Task details ▸
Begin with the line containing "Enumerate this screenshot's" and end with the last line of the data below; return those lines exactly, and only those.

Exercise data ▸
__________________________________________________
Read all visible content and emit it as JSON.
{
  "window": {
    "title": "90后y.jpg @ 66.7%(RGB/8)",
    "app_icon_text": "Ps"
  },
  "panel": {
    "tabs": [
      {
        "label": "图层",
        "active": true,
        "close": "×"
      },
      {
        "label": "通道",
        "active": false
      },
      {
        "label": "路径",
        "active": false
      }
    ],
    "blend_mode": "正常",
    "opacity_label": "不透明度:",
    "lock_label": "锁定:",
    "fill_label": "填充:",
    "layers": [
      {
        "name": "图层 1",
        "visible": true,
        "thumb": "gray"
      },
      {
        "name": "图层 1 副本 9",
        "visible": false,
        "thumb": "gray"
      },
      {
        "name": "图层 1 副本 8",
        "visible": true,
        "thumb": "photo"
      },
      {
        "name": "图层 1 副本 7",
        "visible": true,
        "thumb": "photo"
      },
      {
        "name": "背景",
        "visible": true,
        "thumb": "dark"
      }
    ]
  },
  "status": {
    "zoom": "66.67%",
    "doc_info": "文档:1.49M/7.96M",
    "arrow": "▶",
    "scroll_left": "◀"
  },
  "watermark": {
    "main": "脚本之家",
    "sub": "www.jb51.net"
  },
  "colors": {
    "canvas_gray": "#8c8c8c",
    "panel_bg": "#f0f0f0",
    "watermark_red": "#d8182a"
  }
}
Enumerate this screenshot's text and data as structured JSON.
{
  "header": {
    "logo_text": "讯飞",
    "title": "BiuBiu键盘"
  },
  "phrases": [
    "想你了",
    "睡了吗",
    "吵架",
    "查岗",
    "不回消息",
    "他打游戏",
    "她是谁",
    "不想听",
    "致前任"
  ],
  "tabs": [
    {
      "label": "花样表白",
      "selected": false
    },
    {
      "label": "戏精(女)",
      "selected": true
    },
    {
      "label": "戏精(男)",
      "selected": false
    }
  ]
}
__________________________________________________
Reply ▸
Enumerate this screenshot's text and data as structured JSON.
{
  "header": {
    "logo_text": "讯飞",
    "title": "BiuBiu键盘"
  },
  "phrases": [
    "想你了",
    "睡了吗",
    "吵架",
    "查岗",
    "不回消息",
    "他打游戏",
    "她是谁",
    "不想听",
    "致前任"
  ],
  "tabs": [
    {
      "label": "花样表白",
      "selected": false
    },
    {
      "label": "戏精(女)",
      "selected": true
    },
    {
      "label": "戏精(男)",
      "selected": false
    }
  ]
}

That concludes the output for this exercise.